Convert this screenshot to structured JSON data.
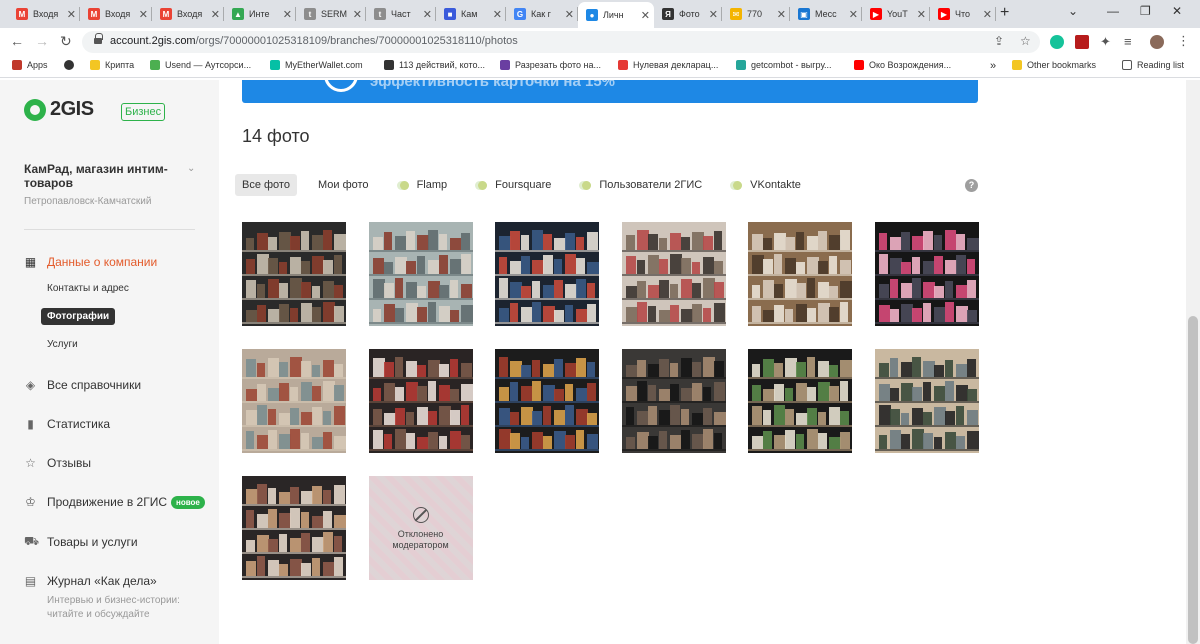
{
  "browser": {
    "tabs": [
      {
        "title": "Входя",
        "icon_color": "#ea4335",
        "icon_letter": "M"
      },
      {
        "title": "Входя",
        "icon_color": "#ea4335",
        "icon_letter": "M"
      },
      {
        "title": "Входя",
        "icon_color": "#ea4335",
        "icon_letter": "M"
      },
      {
        "title": "Инте",
        "icon_color": "#34a853",
        "icon_letter": "▲"
      },
      {
        "title": "SERM",
        "icon_color": "#8d8d8d",
        "icon_letter": "t"
      },
      {
        "title": "Част",
        "icon_color": "#8d8d8d",
        "icon_letter": "t"
      },
      {
        "title": "Кам",
        "icon_color": "#3b5bdb",
        "icon_letter": "■"
      },
      {
        "title": "Как г",
        "icon_color": "#4285f4",
        "icon_letter": "G"
      },
      {
        "title": "Личн",
        "icon_color": "#1e88e5",
        "icon_letter": "●"
      },
      {
        "title": "Фото",
        "icon_color": "#333333",
        "icon_letter": "Я"
      },
      {
        "title": "770",
        "icon_color": "#f4b400",
        "icon_letter": "✉"
      },
      {
        "title": "Месс",
        "icon_color": "#1976d2",
        "icon_letter": "▣"
      },
      {
        "title": "YouT",
        "icon_color": "#ff0000",
        "icon_letter": "▶"
      },
      {
        "title": "Что",
        "icon_color": "#ff0000",
        "icon_letter": "▶"
      }
    ],
    "active_tab": 8,
    "url_host": "account.2gis.com",
    "url_path": "/orgs/70000001025318109/branches/70000001025318110/photos",
    "bookmarks": [
      {
        "label": "Apps",
        "color": "#c0392b"
      },
      {
        "label": "",
        "color": "#333333"
      },
      {
        "label": "Крипта",
        "color": "#f3c623"
      },
      {
        "label": "Usend — Аутсорси...",
        "color": "#4caf50"
      },
      {
        "label": "MyEtherWallet.com",
        "color": "#05c0a5"
      },
      {
        "label": "113 действий, кото...",
        "color": "#333333"
      },
      {
        "label": "Разрезать фото на...",
        "color": "#6a3ea1"
      },
      {
        "label": "Нулевая декларац...",
        "color": "#e53935"
      },
      {
        "label": "getcombot - выгру...",
        "color": "#26a69a"
      },
      {
        "label": "Око Возрождения...",
        "color": "#ff0000"
      }
    ],
    "other_bookmarks": "Other bookmarks",
    "reading_list": "Reading list"
  },
  "sidebar": {
    "logo_text": "2GIS",
    "business_badge": "Бизнес",
    "company_name": "КамРад, магазин интим-товаров",
    "city": "Петропавловск-Камчатский",
    "menu": [
      {
        "label": "Данные о компании",
        "icon": "grid-icon",
        "active": true
      },
      {
        "label": "Все справочники",
        "icon": "layers-icon"
      },
      {
        "label": "Статистика",
        "icon": "bar-chart-icon"
      },
      {
        "label": "Отзывы",
        "icon": "star-icon"
      },
      {
        "label": "Продвижение в 2ГИС",
        "icon": "crown-icon",
        "badge": "новое"
      },
      {
        "label": "Товары и услуги",
        "icon": "cart-icon"
      },
      {
        "label": "Журнал «Как дела»",
        "icon": "book-icon",
        "description": "Интервью и бизнес-истории: читайте и обсуждайте"
      }
    ],
    "submenu": [
      {
        "label": "Контакты и адрес"
      },
      {
        "label": "Фотографии",
        "active": true
      },
      {
        "label": "Услуги"
      }
    ]
  },
  "main": {
    "banner_text": "эффективность карточки на 15%",
    "photo_count": "14 фото",
    "filters": [
      {
        "label": "Все фото",
        "active": true,
        "toggle": false
      },
      {
        "label": "Мои фото",
        "active": false,
        "toggle": false
      },
      {
        "label": "Flamp",
        "active": false,
        "toggle": true
      },
      {
        "label": "Foursquare",
        "active": false,
        "toggle": true
      },
      {
        "label": "Пользователи 2ГИС",
        "active": false,
        "toggle": true
      },
      {
        "label": "VKontakte",
        "active": false,
        "toggle": true
      }
    ],
    "help": "?",
    "rejected_text": "Отклонено модератором",
    "photos": [
      {
        "palette": [
          "#2a2a2a",
          "#6b5a48",
          "#8a3e2e",
          "#c9c0b0"
        ]
      },
      {
        "palette": [
          "#a8b4b3",
          "#d7d0c6",
          "#8a3e30",
          "#5f6c6e"
        ]
      },
      {
        "palette": [
          "#1c2430",
          "#3a5a85",
          "#c74a3c",
          "#e7e1d8"
        ]
      },
      {
        "palette": [
          "#cfc5bb",
          "#7b6a5c",
          "#b54a4a",
          "#3a3330"
        ]
      },
      {
        "palette": [
          "#8a6c4e",
          "#d7cbbd",
          "#4a3a2a",
          "#e9e2d6"
        ]
      },
      {
        "palette": [
          "#161616",
          "#d84a7a",
          "#f2b3c8",
          "#4a4a5a"
        ]
      },
      {
        "palette": [
          "#b9aa9a",
          "#7c8e90",
          "#9e4a38",
          "#d6c8b6"
        ]
      },
      {
        "palette": [
          "#2a2424",
          "#e8ddd6",
          "#b33a34",
          "#7a5a4a"
        ]
      },
      {
        "palette": [
          "#1c1c1c",
          "#a13d2d",
          "#d9a14a",
          "#3b5b8a"
        ]
      },
      {
        "palette": [
          "#3a3836",
          "#6b5a4e",
          "#a58a70",
          "#161616"
        ]
      },
      {
        "palette": [
          "#1a1a1a",
          "#e6e0d0",
          "#5a8a4a",
          "#b39a7a"
        ]
      },
      {
        "palette": [
          "#c9b8a0",
          "#3a4a3a",
          "#6e7c82",
          "#232323"
        ]
      },
      {
        "palette": [
          "#2a2626",
          "#c9a07a",
          "#8e5a4a",
          "#e3d7ca"
        ]
      },
      {
        "palette": [
          "#e6c6cf",
          "#d9a8b3",
          "#f3e6ea",
          "#c98f9e"
        ],
        "rejected": true
      }
    ]
  }
}
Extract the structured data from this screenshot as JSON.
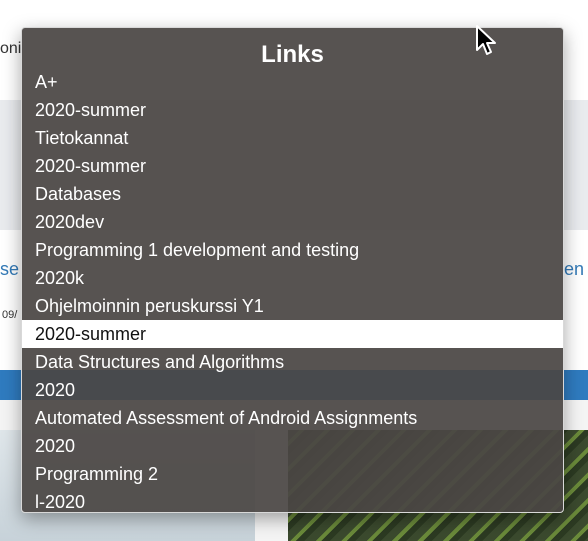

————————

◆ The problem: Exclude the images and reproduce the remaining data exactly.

◆ Written answer:
Convert this screenshot to structured JSON data.
{
  "browser": {
    "tabs": [
      {
        "title": "Входя",
        "icon_color": "#ea4335",
        "icon_letter": "M"
      },
      {
        "title": "Входя",
        "icon_color": "#ea4335",
        "icon_letter": "M"
      },
      {
        "title": "Входя",
        "icon_color": "#ea4335",
        "icon_letter": "M"
      },
      {
        "title": "Инте",
        "icon_color": "#34a853",
        "icon_letter": "▲"
      },
      {
        "title": "SERM",
        "icon_color": "#8d8d8d",
        "icon_letter": "t"
      },
      {
        "title": "Част",
        "icon_color": "#8d8d8d",
        "icon_letter": "t"
      },
      {
        "title": "Кам",
        "icon_color": "#3b5bdb",
        "icon_letter": "■"
      },
      {
        "title": "Как г",
        "icon_color": "#4285f4",
        "icon_letter": "G"
      },
      {
        "title": "Личн",
        "icon_color": "#1e88e5",
        "icon_letter": "●"
      },
      {
        "title": "Фото",
        "icon_color": "#333333",
        "icon_letter": "Я"
      },
      {
        "title": "770",
        "icon_color": "#f4b400",
        "icon_letter": "✉"
      },
      {
        "title": "Месс",
        "icon_color": "#1976d2",
        "icon_letter": "▣"
      },
      {
        "title": "YouT",
        "icon_color": "#ff0000",
        "icon_letter": "▶"
      },
      {
        "title": "Что",
        "icon_color": "#ff0000",
        "icon_letter": "▶"
      }
    ],
    "active_tab": 8,
    "url_host": "account.2gis.com",
    "url_path": "/orgs/70000001025318109/branches/70000001025318110/photos",
    "bookmarks": [
      {
        "label": "Apps",
        "color": "#c0392b"
      },
      {
        "label": "",
        "color": "#333333"
      },
      {
        "label": "Крипта",
        "color": "#f3c623"
      },
      {
        "label": "Usend — Аутсорси...",
        "color": "#4caf50"
      },
      {
        "label": "MyEtherWallet.com",
        "color": "#05c0a5"
      },
      {
        "label": "113 действий, кото...",
        "color": "#333333"
      },
      {
        "label": "Разрезать фото на...",
        "color": "#6a3ea1"
      },
      {
        "label": "Нулевая декларац...",
        "color": "#e53935"
      },
      {
        "label": "getcombot - выгру...",
        "color": "#26a69a"
      },
      {
        "label": "Око Возрождения...",
        "color": "#ff0000"
      }
    ],
    "other_bookmarks": "Other bookmarks",
    "reading_list": "Reading list"
  },
  "sidebar": {
    "logo_text": "2GIS",
    "business_badge": "Бизнес",
    "company_name": "КамРад, магазин интим-товаров",
    "city": "Петропавловск-Камчатский",
    "menu": [
      {
        "label": "Данные о компании",
        "icon": "grid-icon",
        "active": true
      },
      {
        "label": "Все справочники",
        "icon": "layers-icon"
      },
      {
        "label": "Статистика",
        "icon": "bar-chart-icon"
      },
      {
        "label": "Отзывы",
        "icon": "star-icon"
      },
      {
        "label": "Продвижение в 2ГИС",
        "icon": "crown-icon",
        "badge": "новое"
      },
      {
        "label": "Товары и услуги",
        "icon": "cart-icon"
      },
      {
        "label": "Журнал «Как дела»",
        "icon": "book-icon",
        "description": "Интервью и бизнес-истории: читайте и обсуждайте"
      }
    ],
    "submenu": [
      {
        "label": "Контакты и адрес"
      },
      {
        "label": "Фотографии",
        "active": true
      },
      {
        "label": "Услуги"
      }
    ]
  },
  "main": {
    "banner_text": "эффективность карточки на 15%",
    "photo_count": "14 фото",
    "filters": [
      {
        "label": "Все фото",
        "active": true,
        "toggle": false
      },
      {
        "label": "Мои фото",
        "active": false,
        "toggle": false
      },
      {
        "label": "Flamp",
        "active": false,
        "toggle": true
      },
      {
        "label": "Foursquare",
        "active": false,
        "toggle": true
      },
      {
        "label": "Пользователи 2ГИС",
        "active": false,
        "toggle": true
      },
      {
        "label": "VKontakte",
        "active": false,
        "toggle": true
      }
    ],
    "help": "?",
    "rejected_text": "Отклонено модератором",
    "photos": [
      {
        "palette": [
          "#2a2a2a",
          "#6b5a48",
          "#8a3e2e",
          "#c9c0b0"
        ]
      },
      {
        "palette": [
          "#a8b4b3",
          "#d7d0c6",
          "#8a3e30",
          "#5f6c6e"
        ]
      },
      {
        "palette": [
          "#1c2430",
          "#3a5a85",
          "#c74a3c",
          "#e7e1d8"
        ]
      },
      {
        "palette": [
          "#cfc5bb",
          "#7b6a5c",
          "#b54a4a",
          "#3a3330"
        ]
      },
      {
        "palette": [
          "#8a6c4e",
          "#d7cbbd",
          "#4a3a2a",
          "#e9e2d6"
        ]
      },
      {
        "palette": [
          "#161616",
          "#d84a7a",
          "#f2b3c8",
          "#4a4a5a"
        ]
      },
      {
        "palette": [
          "#b9aa9a",
          "#7c8e90",
          "#9e4a38",
          "#d6c8b6"
        ]
      },
      {
        "palette": [
          "#2a2424",
          "#e8ddd6",
          "#b33a34",
          "#7a5a4a"
        ]
      },
      {
        "palette": [
          "#1c1c1c",
          "#a13d2d",
          "#d9a14a",
          "#3b5b8a"
        ]
      },
      {
        "palette": [
          "#3a3836",
          "#6b5a4e",
          "#a58a70",
          "#161616"
        ]
      },
      {
        "palette": [
          "#1a1a1a",
          "#e6e0d0",
          "#5a8a4a",
          "#b39a7a"
        ]
      },
      {
        "palette": [
          "#c9b8a0",
          "#3a4a3a",
          "#6e7c82",
          "#232323"
        ]
      },
      {
        "palette": [
          "#2a2626",
          "#c9a07a",
          "#8e5a4a",
          "#e3d7ca"
        ]
      },
      {
        "palette": [
          "#e6c6cf",
          "#d9a8b3",
          "#f3e6ea",
          "#c98f9e"
        ],
        "rejected": true
      }
    ]
  }
}
Extract the structured data from this screenshot as JSON.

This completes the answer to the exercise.